Start of Block

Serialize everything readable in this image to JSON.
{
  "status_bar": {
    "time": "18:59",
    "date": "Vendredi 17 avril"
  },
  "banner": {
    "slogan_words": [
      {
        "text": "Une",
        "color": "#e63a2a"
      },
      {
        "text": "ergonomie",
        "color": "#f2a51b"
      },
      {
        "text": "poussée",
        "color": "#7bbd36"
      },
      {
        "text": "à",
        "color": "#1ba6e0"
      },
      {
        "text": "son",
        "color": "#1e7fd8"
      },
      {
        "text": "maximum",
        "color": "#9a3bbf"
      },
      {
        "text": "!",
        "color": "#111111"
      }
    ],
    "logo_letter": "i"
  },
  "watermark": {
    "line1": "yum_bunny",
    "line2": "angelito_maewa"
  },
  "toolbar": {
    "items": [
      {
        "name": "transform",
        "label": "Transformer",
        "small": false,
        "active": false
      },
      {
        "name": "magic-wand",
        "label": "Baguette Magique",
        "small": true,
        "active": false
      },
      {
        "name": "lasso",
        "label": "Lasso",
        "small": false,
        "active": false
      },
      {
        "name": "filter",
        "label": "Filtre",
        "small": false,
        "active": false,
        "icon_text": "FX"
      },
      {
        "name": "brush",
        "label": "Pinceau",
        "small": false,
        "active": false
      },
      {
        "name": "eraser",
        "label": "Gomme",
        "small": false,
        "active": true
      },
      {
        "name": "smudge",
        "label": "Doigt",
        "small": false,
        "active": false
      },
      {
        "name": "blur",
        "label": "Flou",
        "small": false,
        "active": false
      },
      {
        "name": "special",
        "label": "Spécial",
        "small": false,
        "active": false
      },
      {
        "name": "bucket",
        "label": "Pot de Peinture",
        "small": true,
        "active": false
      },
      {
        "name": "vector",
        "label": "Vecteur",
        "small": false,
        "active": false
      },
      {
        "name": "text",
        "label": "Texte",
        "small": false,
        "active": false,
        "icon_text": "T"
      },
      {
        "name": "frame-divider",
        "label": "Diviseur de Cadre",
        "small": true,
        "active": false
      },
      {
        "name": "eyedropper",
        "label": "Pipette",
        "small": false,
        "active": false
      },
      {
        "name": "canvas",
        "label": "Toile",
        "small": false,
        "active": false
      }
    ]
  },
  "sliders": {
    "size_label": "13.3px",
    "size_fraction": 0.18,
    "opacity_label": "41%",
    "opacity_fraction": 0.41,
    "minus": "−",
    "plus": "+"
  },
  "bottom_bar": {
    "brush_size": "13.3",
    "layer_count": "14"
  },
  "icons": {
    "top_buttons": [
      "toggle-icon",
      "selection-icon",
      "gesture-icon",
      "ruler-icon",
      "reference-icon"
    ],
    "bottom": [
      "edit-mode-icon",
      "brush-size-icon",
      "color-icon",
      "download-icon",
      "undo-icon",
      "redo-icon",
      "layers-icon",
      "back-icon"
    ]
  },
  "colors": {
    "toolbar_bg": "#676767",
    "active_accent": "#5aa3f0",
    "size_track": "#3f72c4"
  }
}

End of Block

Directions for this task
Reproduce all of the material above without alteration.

Worked solution
Serialize everything readable in this image to JSON.
{
  "status_bar": {
    "time": "18:59",
    "date": "Vendredi 17 avril"
  },
  "banner": {
    "slogan_words": [
      {
        "text": "Une",
        "color": "#e63a2a"
      },
      {
        "text": "ergonomie",
        "color": "#f2a51b"
      },
      {
        "text": "poussée",
        "color": "#7bbd36"
      },
      {
        "text": "à",
        "color": "#1ba6e0"
      },
      {
        "text": "son",
        "color": "#1e7fd8"
      },
      {
        "text": "maximum",
        "color": "#9a3bbf"
      },
      {
        "text": "!",
        "color": "#111111"
      }
    ],
    "logo_letter": "i"
  },
  "watermark": {
    "line1": "yum_bunny",
    "line2": "angelito_maewa"
  },
  "toolbar": {
    "items": [
      {
        "name": "transform",
        "label": "Transformer",
        "small": false,
        "active": false
      },
      {
        "name": "magic-wand",
        "label": "Baguette Magique",
        "small": true,
        "active": false
      },
      {
        "name": "lasso",
        "label": "Lasso",
        "small": false,
        "active": false
      },
      {
        "name": "filter",
        "label": "Filtre",
        "small": false,
        "active": false,
        "icon_text": "FX"
      },
      {
        "name": "brush",
        "label": "Pinceau",
        "small": false,
        "active": false
      },
      {
        "name": "eraser",
        "label": "Gomme",
        "small": false,
        "active": true
      },
      {
        "name": "smudge",
        "label": "Doigt",
        "small": false,
        "active": false
      },
      {
        "name": "blur",
        "label": "Flou",
        "small": false,
        "active": false
      },
      {
        "name": "special",
        "label": "Spécial",
        "small": false,
        "active": false
      },
      {
        "name": "bucket",
        "label": "Pot de Peinture",
        "small": true,
        "active": false
      },
      {
        "name": "vector",
        "label": "Vecteur",
        "small": false,
        "active": false
      },
      {
        "name": "text",
        "label": "Texte",
        "small": false,
        "active": false,
        "icon_text": "T"
      },
      {
        "name": "frame-divider",
        "label": "Diviseur de Cadre",
        "small": true,
        "active": false
      },
      {
        "name": "eyedropper",
        "label": "Pipette",
        "small": false,
        "active": false
      },
      {
        "name": "canvas",
        "label": "Toile",
        "small": false,
        "active": false
      }
    ]
  },
  "sliders": {
    "size_label": "13.3px",
    "size_fraction": 0.18,
    "opacity_label": "41%",
    "opacity_fraction": 0.41,
    "minus": "−",
    "plus": "+"
  },
  "bottom_bar": {
    "brush_size": "13.3",
    "layer_count": "14"
  },
  "icons": {
    "top_buttons": [
      "toggle-icon",
      "selection-icon",
      "gesture-icon",
      "ruler-icon",
      "reference-icon"
    ],
    "bottom": [
      "edit-mode-icon",
      "brush-size-icon",
      "color-icon",
      "download-icon",
      "undo-icon",
      "redo-icon",
      "layers-icon",
      "back-icon"
    ]
  },
  "colors": {
    "toolbar_bg": "#676767",
    "active_accent": "#5aa3f0",
    "size_track": "#3f72c4"
  }
}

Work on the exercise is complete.